$$r (t) = k \ exp \Big(\alpha \frac{(At + B)}{mr^2} \Big) \ \ \ \ \ (4)$$
b)
So we just have to use equation ##(1)## to get:
$$F(r) = m \Big[ k\Big( \frac{A \alpha}{m r^2} \Big)^2 e^{\frac{B \alpha}{m r^2}} e^{\frac{A \alpha t}{m r^2}}  \frac{1}{r^3} \Big(\frac{A}{m}\Big)^2 \Big] \ \ \ \ \ (5)$$
We are going to work in polar coordinates.
Knowing that the acceleration is:
$$a = \Big( \ddot r  r \dot \theta^2 \Big) \hat r + \Big( r \ddot \theta + 2 \dot r \dot \theta \Big) \hat \theta$$
Newton's second law ends up with the form:
$$F(r) = m \Big( \ddot r  r \dot \theta^2 \Big) \ \ \ \ (1)$$
$$m \Big( r \ddot \theta + 2 \dot r \dot \theta \Big) = 0 \ \ \ \ \ \ \ (2)$$
a)
$$\theta (t) = \frac{(At + B)}{mr^2} \ \ \ \ \ (3)$$
$$r (t) = k \ exp \Big(\alpha \frac{(At + B)}{mr^2} \Big) \ \ \ \ \ (4)$$
b)
$$F(r) = m \Big[ k\Big( \frac{A \alpha}{m r^2} \Big)^2 e^{\frac{B \alpha}{m r^2}} e^{\frac{A \alpha t}{m r^2}}  \frac{1}{r^3} \Big(\frac{A}{m}\Big)^2 \Big] \ \ \ \ \ (5)$$
c)
Let me define the following quantities to simplify the equation for ##F(r)##
$$C = \frac{A}{m}$$
$$D = \frac{B}{m}$$
So we get a central force of the form:
$$F(r) = m \Big[ k\Big( \frac{C \alpha}{ r^2} \Big)^2 e^{\frac{D \alpha}{r^2}} e^{\frac{C \alpha t}{ r^2}}  \frac{C^2}{r^3}\Big] \ \ \ \ \ (6)$$
Alright so one notices that the repulsive inverse square field and the attractive inverse cube field are involved.
However, what can we say about the exponents?
Thanks.

a)
 Getting ##\theta (t)##
OK so ##(2)## can be rewritten as follows:
$$\frac{d}{r dt} \Big( m r^2 \dot \theta \Big) = 0$$
Integrating twice with respect to ##t## we get:
$$\theta (t) = \frac{(At + B)}{mr^2} \ \ \ \ \ (3)$$
Where ##A## and ##B## are constants.
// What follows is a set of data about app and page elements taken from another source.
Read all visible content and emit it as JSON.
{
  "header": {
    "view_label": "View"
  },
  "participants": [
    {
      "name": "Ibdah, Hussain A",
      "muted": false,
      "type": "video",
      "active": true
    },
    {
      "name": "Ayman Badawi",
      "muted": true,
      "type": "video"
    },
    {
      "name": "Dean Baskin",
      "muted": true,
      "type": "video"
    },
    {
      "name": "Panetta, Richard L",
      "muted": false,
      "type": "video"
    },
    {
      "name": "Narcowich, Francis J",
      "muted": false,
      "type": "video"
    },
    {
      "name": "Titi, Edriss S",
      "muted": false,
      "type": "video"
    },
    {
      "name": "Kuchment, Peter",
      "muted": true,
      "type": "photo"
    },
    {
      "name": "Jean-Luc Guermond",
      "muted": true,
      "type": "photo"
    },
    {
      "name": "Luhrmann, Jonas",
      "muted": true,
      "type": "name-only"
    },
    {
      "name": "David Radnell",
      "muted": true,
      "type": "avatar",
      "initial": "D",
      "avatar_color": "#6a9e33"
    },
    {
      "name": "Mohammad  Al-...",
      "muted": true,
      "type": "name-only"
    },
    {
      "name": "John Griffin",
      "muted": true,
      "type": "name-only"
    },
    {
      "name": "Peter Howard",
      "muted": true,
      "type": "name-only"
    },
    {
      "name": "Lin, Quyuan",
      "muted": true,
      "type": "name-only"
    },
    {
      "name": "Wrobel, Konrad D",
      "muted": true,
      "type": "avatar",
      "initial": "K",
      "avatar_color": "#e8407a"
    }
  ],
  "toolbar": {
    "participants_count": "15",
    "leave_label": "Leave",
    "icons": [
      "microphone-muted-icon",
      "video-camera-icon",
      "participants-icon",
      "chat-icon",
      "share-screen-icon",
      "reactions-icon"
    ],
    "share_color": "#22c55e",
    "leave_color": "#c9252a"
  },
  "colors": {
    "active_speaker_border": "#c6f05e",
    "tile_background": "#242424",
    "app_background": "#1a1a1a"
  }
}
 Getting ##r (t)##
By plugging in equation ##(3)## into the given equation ##r( \theta ) = k e^{\alpha \theta}## we get ##r (t)##
$$r (t) = k \ exp \Big(\alpha \frac{(At + B)}{mr^2} \Big) \ \ \ \ \ (4)$$
b)
So we just have to use equation ##(1)## to get:
$$F(r) = m \Big[ k\Big( \frac{A \alpha}{m r^2} \Big)^2 e^{\frac{B \alpha}{m r^2}} e^{\frac{A \alpha t}{m r^2}}  \frac{1}{r^3} \Big(\frac{A}{m}\Big)^2 \Big] \ \ \ \ \ (5)$$